**WHAT IS BEING ASKED**
In how many lines of the listing below does the word "icon" occur? Say only the number.

==========

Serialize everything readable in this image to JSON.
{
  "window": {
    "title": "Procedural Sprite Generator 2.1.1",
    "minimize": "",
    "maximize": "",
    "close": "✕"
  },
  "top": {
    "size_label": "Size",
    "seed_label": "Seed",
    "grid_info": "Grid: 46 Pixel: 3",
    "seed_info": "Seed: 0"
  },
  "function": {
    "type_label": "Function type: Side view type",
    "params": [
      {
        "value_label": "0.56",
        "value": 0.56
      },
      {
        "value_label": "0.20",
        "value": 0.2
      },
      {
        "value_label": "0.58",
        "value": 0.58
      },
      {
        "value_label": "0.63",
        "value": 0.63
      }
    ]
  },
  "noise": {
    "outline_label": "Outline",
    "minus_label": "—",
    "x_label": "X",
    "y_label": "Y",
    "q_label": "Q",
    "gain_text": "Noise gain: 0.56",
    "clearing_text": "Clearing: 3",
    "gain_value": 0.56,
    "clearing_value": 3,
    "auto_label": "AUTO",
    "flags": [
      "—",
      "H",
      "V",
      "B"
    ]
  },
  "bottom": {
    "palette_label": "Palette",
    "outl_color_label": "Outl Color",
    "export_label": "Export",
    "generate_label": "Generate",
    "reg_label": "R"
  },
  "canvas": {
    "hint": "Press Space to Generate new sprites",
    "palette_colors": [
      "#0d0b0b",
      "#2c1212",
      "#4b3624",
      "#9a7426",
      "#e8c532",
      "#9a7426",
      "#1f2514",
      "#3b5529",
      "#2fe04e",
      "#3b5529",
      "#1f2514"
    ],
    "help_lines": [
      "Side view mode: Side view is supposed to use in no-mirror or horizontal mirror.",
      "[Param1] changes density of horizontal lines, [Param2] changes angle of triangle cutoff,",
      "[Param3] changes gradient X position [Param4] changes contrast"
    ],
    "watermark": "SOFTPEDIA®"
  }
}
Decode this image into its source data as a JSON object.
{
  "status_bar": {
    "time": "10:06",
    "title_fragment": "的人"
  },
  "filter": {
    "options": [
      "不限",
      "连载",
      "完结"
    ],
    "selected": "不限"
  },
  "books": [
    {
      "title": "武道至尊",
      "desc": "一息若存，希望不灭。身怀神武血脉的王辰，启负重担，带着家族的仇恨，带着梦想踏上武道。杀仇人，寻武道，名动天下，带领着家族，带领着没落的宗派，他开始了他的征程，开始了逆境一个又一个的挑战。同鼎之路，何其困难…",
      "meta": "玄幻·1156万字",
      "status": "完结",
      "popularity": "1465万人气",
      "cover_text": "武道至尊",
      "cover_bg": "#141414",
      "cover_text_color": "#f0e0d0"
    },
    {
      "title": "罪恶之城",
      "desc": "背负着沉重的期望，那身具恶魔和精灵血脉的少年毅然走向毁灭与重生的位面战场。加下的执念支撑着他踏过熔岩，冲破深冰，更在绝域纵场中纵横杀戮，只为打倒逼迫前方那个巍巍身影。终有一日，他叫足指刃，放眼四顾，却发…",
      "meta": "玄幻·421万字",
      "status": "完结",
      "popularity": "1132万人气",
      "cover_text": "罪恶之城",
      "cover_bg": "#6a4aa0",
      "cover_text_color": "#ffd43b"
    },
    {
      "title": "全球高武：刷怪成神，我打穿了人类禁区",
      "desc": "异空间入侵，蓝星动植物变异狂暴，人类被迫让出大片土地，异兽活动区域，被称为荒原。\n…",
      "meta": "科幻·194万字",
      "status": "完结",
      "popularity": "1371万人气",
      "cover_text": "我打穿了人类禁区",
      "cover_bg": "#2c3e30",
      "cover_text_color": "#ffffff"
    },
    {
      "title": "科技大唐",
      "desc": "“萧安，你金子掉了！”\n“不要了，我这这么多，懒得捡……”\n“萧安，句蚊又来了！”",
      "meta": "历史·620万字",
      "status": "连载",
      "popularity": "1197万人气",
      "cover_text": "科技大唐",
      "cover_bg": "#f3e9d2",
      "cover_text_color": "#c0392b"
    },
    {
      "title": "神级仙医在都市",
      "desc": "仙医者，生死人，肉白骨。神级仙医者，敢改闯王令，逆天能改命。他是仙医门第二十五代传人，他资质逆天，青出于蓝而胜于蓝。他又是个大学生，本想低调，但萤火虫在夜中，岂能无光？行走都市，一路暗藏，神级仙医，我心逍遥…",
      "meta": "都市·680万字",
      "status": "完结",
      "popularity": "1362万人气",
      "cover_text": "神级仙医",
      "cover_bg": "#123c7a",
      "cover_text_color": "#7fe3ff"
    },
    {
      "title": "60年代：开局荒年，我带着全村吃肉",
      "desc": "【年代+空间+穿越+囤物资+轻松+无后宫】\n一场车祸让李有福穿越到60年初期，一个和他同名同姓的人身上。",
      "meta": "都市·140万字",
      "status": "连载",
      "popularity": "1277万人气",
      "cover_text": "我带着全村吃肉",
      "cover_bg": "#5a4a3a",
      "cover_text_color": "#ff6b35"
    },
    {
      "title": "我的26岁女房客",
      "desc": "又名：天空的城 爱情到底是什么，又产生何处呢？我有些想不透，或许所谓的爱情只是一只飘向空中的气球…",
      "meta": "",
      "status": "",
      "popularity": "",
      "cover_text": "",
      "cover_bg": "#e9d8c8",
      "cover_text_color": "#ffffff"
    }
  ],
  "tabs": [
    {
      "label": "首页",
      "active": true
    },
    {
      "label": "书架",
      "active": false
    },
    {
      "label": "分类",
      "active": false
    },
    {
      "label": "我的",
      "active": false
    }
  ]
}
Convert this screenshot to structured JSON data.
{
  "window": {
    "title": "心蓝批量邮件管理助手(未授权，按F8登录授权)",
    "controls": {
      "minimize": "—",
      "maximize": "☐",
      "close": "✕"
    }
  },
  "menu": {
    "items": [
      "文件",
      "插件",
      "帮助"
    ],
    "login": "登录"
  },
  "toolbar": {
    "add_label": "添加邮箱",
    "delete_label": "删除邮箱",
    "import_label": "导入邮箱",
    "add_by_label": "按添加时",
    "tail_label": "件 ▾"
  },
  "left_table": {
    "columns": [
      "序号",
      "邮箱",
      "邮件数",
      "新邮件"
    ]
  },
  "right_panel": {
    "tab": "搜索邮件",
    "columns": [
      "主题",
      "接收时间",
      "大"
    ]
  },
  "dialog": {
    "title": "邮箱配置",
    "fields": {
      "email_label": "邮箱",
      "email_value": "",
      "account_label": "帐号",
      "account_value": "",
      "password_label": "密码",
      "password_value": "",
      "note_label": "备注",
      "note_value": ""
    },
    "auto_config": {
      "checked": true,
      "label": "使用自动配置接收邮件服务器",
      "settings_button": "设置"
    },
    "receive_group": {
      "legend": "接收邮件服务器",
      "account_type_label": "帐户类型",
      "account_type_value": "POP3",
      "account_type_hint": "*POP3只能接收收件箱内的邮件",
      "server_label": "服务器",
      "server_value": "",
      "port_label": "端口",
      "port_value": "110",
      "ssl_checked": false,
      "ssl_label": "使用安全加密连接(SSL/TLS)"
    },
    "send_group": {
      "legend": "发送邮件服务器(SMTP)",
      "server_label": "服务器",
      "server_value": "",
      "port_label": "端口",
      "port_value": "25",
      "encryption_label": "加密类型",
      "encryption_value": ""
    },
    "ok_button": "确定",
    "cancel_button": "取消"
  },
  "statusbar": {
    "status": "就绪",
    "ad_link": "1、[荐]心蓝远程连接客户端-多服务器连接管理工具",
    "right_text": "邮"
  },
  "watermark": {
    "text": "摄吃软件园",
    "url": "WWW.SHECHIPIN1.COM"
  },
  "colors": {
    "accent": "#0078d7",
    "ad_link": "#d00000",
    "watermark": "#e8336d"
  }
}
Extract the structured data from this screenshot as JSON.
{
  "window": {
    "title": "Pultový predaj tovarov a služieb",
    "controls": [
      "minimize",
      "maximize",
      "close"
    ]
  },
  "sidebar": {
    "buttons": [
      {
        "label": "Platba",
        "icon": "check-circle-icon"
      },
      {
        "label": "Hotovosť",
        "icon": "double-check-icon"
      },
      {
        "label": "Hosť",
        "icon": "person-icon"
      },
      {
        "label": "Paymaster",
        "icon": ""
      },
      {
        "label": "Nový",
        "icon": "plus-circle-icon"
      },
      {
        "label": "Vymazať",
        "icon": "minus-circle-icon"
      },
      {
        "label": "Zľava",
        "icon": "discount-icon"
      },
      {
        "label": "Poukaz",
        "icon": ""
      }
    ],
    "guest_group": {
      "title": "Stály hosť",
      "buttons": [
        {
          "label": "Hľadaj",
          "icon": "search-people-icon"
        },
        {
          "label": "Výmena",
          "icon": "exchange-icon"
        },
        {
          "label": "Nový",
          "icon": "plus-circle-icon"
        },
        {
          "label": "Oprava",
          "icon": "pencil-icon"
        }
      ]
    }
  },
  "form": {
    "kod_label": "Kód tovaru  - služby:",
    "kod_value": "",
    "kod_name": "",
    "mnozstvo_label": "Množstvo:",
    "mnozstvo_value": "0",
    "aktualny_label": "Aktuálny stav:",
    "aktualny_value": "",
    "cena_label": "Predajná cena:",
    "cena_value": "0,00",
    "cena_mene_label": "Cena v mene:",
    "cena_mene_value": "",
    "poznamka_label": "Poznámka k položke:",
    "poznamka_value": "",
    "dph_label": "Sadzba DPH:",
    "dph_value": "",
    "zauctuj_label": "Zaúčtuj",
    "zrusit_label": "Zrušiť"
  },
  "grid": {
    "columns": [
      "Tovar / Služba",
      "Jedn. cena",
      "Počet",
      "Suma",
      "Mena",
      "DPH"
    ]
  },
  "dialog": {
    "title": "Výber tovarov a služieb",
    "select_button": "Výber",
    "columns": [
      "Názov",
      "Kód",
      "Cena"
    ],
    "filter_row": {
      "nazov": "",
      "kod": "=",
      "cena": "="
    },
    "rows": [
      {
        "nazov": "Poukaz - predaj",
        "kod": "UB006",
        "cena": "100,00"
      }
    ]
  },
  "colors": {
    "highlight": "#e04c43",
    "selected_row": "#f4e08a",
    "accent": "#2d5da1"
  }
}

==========

**TASK ANSWER**
12